Succentor and Sacrist at Durham
All Saints' Vicarage, June 2002
The title of Succentor simply means that I shall be deputy to the Canon Precentor of the Cathedral - but that doesn’t necessarily get us very far. If I explain that the ‘precentorial’ department is responsible for the worship and music of the cathedral, then that might make a bit more sense. For there are many areas of activity in such a thriving place, ranging through worship and music, pastoral care, pilgrimage, education, maintenance of three theological libraries, civic, university and diocesan relationships, non-liturgical activities - such as concerts, tourism, trade, catering, land management and so on. The staff is vast, and the number of volunteers even more so. Therefore specific members of staff concentrate of particular areas of the cathedral’s work and ministry. I shall be focussing on worship and music.
As for being the Sacrist - well, technically, that means that I am the person responsible for the cathedral’s ‘sacred’ vessels, and all the items needed for the smooth running of worship, although the vergers will take on most of the day to day responsibility.
Among my specific areas of ministry, I shall have three main tasks:
‘Minor Canon’ describes my place and belonging within the cathedral community. The community aspect is also reinforced by the fact that so many of the staff live together, just beyond the cloisters in ‘The College’, the cathedral close. We, too, shall be living there - in a beautiful old house, based on some of the medieval priory buildings.
I cannot imagine a more inspiring place to work. Durham and the North East are steeped in the history of the saints, going way back to Celtic and Saxon origins. The site itself has been a holy place for over a thousand years, and the cathedral is not much younger than that. The Venerable Bede is buried at one end of the cathedral and St Cuthbert at the other, and the whole building has a tremendous sense of holiness and of God’s presence. Great Norman pillars and soaring arches lift hearts to the glory of God, and the uninterrupted sweep of the centre aisle through the nave and quire contributes to the sense of pilgrimage and of God’s transcendence. I am very much looking forward to sharing in the ministry of such a special place.
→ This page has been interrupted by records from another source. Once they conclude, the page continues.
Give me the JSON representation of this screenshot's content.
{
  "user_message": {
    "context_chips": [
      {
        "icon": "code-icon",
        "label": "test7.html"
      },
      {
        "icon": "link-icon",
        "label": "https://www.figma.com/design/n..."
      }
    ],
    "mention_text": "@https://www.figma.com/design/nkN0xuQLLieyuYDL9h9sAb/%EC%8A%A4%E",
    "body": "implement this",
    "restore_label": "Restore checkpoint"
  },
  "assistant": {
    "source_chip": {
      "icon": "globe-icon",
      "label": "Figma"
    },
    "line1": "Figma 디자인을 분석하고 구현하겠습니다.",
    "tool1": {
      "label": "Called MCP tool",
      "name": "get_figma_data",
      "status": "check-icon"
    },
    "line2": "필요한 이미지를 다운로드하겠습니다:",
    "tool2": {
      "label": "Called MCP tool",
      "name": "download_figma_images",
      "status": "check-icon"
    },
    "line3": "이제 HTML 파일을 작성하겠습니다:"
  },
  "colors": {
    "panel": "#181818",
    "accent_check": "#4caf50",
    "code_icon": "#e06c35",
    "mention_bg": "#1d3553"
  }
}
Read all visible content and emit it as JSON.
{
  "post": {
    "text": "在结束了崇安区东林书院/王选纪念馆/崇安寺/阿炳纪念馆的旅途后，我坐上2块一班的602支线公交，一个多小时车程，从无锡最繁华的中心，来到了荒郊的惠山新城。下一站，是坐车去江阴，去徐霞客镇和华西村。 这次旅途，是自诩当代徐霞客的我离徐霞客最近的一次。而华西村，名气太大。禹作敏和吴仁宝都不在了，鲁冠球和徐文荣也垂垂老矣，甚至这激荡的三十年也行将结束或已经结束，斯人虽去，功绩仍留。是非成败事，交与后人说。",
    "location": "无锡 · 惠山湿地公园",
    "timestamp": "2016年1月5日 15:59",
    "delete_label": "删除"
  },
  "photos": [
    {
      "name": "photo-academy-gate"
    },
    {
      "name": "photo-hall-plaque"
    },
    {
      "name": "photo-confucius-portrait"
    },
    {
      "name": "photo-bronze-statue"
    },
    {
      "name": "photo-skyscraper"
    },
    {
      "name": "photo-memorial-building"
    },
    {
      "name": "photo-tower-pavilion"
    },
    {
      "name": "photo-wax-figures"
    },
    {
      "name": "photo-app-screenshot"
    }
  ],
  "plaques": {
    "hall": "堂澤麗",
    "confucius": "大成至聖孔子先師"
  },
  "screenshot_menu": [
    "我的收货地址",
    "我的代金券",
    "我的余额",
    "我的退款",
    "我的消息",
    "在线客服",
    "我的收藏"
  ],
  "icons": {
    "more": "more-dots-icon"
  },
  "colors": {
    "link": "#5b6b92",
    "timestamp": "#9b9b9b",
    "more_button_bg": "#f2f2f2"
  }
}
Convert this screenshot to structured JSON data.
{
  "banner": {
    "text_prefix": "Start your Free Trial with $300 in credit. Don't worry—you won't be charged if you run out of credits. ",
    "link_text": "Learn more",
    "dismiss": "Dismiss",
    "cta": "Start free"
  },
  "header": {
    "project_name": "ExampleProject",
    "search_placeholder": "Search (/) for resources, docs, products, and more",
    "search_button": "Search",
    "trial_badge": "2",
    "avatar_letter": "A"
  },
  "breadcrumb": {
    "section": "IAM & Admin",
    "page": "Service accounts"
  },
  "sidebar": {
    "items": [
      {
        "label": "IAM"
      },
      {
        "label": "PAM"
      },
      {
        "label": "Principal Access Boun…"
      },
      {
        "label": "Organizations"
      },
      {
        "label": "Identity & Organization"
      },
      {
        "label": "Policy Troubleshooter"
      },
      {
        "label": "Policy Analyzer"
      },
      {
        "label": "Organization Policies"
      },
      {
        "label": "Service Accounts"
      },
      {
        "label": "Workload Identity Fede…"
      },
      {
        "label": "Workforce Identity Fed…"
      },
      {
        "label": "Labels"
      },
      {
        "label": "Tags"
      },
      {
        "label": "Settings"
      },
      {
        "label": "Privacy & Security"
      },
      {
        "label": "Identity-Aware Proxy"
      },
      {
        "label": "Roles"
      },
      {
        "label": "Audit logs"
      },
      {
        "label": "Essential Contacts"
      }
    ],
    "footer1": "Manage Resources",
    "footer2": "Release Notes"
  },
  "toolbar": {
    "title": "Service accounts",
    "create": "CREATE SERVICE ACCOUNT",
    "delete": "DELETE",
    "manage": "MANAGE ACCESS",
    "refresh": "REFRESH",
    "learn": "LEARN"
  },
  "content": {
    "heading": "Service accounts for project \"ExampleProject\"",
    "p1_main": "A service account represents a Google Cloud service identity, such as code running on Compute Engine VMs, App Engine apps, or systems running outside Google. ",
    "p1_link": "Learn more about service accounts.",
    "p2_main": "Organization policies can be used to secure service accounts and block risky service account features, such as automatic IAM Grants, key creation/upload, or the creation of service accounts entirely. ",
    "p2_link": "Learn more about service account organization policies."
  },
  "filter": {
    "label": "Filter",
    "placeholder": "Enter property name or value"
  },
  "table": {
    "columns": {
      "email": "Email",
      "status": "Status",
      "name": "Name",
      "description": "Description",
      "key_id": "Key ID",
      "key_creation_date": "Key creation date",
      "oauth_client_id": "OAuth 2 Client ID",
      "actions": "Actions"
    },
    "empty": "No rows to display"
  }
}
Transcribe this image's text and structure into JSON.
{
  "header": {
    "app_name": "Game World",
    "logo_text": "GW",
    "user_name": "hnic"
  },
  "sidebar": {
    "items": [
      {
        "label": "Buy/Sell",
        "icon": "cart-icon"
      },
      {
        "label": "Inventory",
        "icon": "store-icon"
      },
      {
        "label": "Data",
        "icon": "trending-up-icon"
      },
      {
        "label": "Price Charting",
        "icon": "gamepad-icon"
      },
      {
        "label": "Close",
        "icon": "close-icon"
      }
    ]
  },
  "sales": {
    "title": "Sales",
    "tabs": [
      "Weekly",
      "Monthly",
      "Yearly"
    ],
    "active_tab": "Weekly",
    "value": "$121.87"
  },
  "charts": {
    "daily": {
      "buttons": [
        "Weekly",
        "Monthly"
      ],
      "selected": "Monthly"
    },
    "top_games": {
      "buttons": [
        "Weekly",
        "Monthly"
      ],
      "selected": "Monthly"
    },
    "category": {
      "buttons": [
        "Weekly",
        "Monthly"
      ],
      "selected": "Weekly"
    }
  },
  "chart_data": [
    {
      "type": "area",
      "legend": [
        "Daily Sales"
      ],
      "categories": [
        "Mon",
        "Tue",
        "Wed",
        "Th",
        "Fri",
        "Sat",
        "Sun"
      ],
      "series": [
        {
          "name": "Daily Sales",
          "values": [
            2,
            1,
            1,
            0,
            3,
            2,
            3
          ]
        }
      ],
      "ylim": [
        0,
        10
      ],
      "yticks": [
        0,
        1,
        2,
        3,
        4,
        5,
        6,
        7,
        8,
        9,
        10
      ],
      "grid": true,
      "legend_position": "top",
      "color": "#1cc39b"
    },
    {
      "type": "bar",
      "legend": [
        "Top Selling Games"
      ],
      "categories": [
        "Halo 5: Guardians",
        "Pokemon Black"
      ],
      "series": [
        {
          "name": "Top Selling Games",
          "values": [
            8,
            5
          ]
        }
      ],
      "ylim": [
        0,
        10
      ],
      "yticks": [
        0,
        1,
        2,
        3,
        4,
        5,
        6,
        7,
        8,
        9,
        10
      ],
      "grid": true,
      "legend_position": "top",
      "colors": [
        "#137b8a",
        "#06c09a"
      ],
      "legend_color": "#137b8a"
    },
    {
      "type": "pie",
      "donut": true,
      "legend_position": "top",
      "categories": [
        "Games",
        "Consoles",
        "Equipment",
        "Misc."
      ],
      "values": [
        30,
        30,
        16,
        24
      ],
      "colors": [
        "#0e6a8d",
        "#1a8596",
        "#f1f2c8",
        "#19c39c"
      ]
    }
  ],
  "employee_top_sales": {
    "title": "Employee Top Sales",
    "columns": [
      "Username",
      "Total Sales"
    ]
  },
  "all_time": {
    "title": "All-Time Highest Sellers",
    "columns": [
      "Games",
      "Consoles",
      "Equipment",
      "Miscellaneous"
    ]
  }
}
So much for me - what about the rest of the family? Duncan will be looking for the new job in the area, the boys will be going to a new school in Newcastle, and Carrie will be taking a ‘gap year’ with Christian Aid before going to university.
We shall all miss Nottingham. We have lived here for twelve and a half years, which is long enough to put down plenty of deep reaching roots. We love our home and this city, and we have grown close to friends and colleagues. We have also been through much with people in churches to which we have belonged and in which we have worked while we have been here. We are leaving a great deal behind. I have always found the opening verses of Ecclesiastes 3 very stimulating, and now they are pertinent:
It doesn’t actually say: ‘a time to stay put and a time to move on’, but it might as well do. That time to move on has come for us, as has the time to say goodbye and thank you. Nottingham will always be a part of us.